§ **Input**
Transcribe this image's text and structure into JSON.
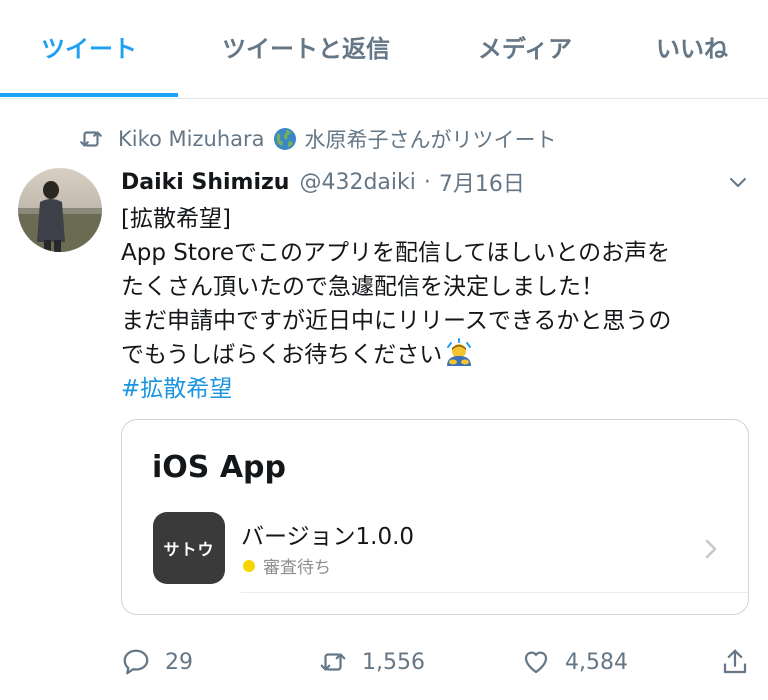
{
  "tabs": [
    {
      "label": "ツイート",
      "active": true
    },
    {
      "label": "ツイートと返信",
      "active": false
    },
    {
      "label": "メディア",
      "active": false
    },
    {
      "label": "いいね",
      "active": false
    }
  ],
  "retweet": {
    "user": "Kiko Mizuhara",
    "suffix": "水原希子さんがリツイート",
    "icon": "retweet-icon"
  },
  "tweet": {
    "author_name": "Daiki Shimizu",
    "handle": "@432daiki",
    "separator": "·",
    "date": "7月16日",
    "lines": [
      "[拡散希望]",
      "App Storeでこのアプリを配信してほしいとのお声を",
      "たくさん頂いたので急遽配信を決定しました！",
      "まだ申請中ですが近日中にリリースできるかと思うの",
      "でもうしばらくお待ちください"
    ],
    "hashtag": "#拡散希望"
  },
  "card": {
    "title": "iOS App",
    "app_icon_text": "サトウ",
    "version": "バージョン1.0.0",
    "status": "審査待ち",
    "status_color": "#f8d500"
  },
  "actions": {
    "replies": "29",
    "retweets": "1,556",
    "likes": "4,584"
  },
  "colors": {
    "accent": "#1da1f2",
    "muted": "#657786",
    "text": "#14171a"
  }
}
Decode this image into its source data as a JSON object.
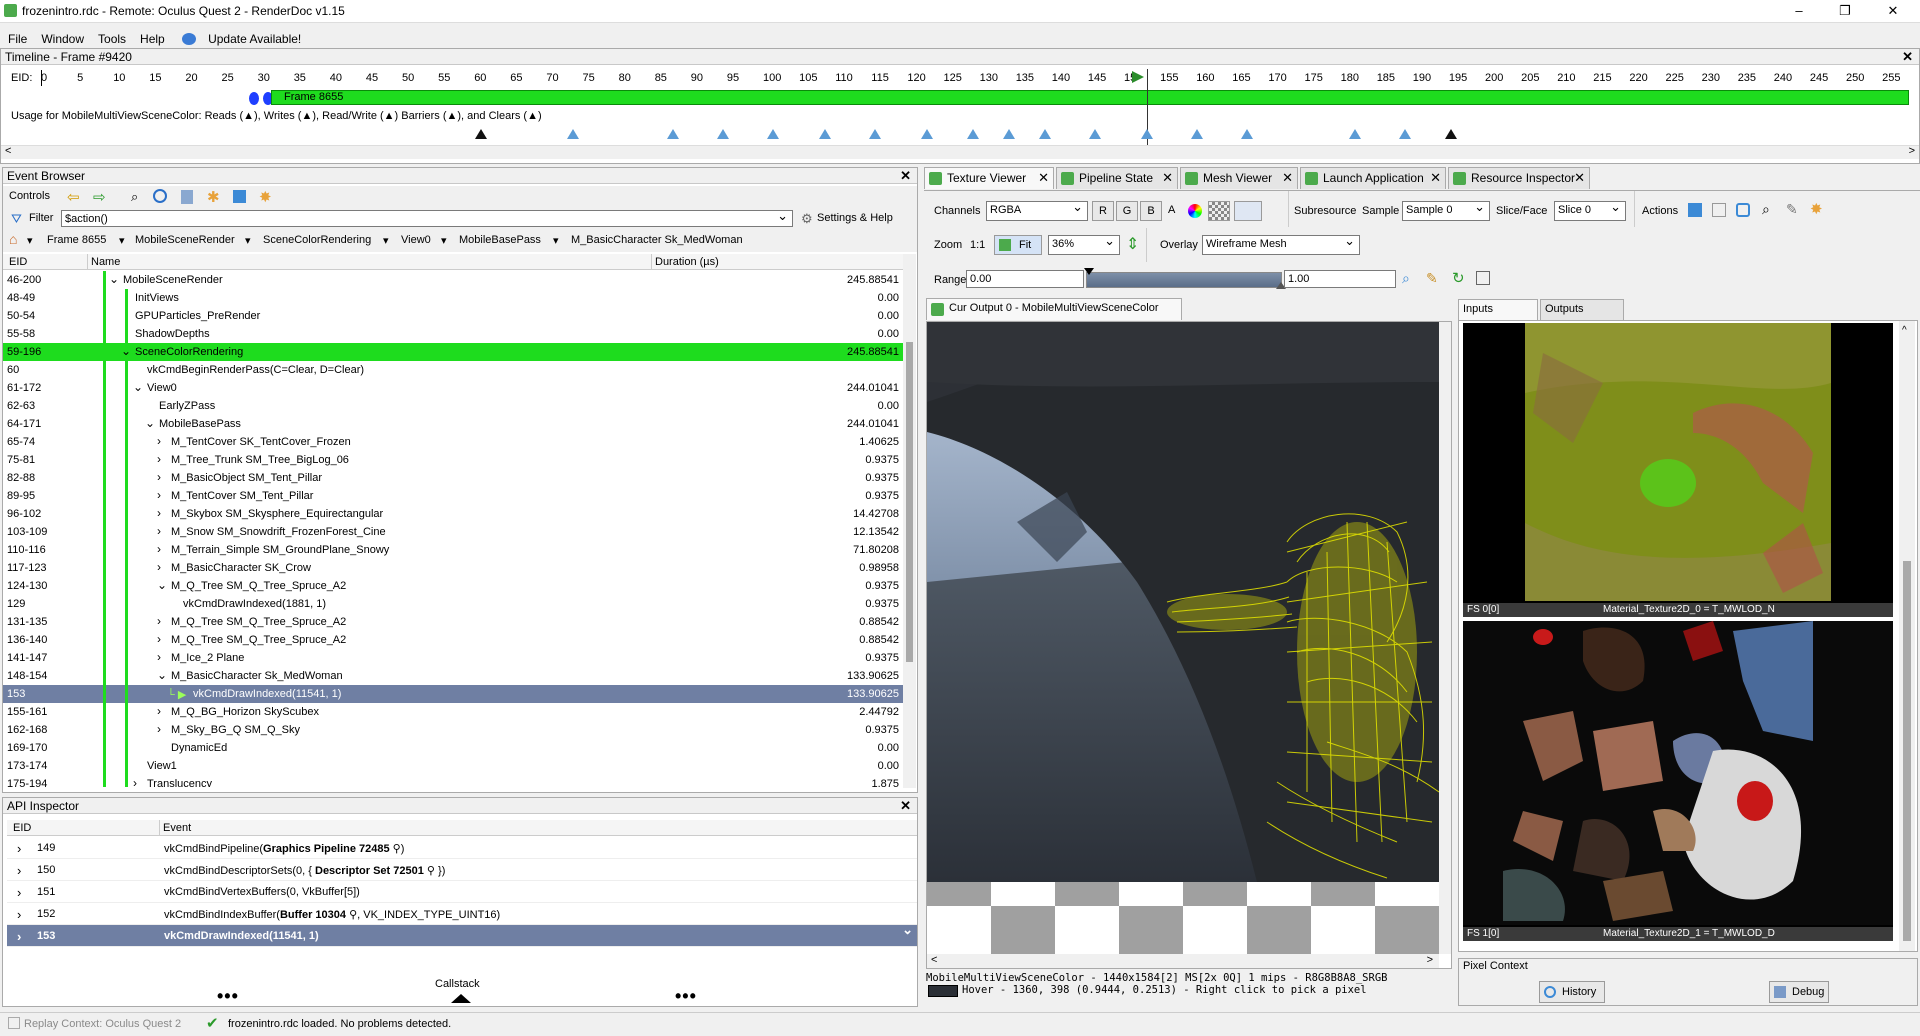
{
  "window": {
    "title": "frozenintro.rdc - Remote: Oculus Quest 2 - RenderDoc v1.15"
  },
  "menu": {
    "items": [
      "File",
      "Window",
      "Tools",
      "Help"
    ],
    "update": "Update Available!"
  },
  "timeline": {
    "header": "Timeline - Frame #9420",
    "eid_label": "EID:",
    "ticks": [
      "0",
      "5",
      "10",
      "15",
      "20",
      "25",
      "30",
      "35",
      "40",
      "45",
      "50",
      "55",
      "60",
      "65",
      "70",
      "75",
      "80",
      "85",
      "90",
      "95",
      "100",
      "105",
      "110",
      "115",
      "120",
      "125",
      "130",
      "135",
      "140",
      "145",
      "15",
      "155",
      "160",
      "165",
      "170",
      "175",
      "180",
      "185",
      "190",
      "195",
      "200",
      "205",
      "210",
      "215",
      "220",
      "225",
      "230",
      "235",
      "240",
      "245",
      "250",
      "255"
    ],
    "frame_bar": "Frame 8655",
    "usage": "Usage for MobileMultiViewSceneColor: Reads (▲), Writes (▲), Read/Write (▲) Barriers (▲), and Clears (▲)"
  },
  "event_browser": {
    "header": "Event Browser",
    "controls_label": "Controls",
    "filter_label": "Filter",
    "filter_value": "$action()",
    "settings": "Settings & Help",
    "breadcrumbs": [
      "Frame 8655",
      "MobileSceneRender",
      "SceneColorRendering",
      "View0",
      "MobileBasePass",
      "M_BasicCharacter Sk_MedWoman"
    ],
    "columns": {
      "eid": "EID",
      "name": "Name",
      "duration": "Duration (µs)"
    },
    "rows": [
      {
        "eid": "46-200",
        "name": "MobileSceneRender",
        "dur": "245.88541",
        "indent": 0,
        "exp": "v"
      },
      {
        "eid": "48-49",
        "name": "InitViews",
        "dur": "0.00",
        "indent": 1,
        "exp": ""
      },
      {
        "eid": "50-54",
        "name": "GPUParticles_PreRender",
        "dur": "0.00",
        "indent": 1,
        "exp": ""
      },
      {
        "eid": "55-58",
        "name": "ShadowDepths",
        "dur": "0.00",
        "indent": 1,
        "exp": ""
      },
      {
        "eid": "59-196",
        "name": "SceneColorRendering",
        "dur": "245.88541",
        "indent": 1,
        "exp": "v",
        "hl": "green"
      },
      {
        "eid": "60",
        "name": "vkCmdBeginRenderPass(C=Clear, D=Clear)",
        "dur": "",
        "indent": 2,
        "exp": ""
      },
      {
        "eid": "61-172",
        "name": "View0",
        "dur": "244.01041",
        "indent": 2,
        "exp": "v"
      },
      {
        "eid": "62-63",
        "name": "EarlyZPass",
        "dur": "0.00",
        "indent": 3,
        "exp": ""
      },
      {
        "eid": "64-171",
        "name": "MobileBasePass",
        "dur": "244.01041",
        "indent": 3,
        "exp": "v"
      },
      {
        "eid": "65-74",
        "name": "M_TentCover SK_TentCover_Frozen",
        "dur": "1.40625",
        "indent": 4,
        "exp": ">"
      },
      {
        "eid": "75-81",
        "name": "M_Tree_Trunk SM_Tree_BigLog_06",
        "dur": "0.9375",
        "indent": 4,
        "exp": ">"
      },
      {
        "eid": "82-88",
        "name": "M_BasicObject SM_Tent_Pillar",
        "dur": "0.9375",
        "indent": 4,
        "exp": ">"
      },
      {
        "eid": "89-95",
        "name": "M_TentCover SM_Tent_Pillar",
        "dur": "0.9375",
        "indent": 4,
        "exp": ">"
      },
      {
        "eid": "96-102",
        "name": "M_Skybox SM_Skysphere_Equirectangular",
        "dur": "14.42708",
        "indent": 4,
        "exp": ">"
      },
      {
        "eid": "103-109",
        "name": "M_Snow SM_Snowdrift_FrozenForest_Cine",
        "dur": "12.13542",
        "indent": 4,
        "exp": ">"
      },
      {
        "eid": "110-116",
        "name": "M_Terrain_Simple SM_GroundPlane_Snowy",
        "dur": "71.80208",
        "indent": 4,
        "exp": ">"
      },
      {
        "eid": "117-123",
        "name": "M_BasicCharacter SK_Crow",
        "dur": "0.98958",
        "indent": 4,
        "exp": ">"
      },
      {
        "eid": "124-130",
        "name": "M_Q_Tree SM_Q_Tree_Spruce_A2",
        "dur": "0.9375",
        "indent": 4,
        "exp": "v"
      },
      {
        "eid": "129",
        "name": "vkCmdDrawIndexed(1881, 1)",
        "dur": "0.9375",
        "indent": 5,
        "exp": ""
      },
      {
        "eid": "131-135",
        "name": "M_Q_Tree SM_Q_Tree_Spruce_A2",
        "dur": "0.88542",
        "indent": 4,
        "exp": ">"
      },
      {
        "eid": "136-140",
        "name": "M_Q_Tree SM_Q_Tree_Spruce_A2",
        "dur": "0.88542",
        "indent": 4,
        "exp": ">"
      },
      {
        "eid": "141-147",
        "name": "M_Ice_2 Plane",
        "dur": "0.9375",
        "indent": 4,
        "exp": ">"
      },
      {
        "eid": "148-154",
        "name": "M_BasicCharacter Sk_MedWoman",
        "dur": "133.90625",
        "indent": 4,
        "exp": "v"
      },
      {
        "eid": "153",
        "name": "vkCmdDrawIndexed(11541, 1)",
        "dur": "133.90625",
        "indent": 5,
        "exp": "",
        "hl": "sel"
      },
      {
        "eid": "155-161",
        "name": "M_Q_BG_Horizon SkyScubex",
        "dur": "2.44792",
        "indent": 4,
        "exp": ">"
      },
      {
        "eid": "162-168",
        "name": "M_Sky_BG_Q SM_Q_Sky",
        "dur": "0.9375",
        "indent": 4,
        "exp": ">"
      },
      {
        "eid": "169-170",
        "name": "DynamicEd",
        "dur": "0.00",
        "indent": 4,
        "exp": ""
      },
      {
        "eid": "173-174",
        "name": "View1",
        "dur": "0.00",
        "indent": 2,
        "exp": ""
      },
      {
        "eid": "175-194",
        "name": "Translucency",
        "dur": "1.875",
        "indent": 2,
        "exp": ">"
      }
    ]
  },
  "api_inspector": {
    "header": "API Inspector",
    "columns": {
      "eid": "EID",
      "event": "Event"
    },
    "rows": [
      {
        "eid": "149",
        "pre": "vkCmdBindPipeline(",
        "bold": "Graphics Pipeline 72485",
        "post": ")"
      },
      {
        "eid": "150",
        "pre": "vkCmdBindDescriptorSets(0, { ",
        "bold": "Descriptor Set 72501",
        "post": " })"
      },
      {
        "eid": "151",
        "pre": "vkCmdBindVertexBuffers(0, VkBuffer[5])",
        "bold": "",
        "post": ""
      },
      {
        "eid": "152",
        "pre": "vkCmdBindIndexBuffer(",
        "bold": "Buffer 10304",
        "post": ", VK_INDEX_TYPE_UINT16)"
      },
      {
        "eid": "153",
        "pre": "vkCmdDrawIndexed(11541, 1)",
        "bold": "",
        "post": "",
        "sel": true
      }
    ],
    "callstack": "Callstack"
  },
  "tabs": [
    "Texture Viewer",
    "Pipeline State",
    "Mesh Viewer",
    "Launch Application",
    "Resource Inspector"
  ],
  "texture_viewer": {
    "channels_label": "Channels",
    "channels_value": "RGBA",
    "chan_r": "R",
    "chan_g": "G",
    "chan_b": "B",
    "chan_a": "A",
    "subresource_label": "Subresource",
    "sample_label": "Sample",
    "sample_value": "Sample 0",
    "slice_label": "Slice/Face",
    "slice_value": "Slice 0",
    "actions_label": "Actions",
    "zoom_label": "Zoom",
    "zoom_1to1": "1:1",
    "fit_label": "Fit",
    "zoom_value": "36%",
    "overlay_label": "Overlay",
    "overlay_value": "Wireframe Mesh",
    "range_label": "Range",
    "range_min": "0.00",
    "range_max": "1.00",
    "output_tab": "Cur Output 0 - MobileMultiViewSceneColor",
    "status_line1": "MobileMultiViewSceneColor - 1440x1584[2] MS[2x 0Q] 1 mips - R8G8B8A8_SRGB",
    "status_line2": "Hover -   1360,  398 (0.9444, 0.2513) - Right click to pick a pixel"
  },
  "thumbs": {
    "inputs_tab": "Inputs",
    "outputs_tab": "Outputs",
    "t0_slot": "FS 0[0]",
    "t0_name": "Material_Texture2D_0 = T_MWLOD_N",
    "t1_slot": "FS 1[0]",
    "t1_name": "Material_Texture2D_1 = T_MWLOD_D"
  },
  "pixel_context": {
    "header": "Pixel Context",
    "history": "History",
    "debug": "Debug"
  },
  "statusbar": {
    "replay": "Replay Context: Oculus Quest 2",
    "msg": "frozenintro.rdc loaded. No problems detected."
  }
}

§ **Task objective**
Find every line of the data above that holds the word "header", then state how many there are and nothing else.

§ **Response box**
4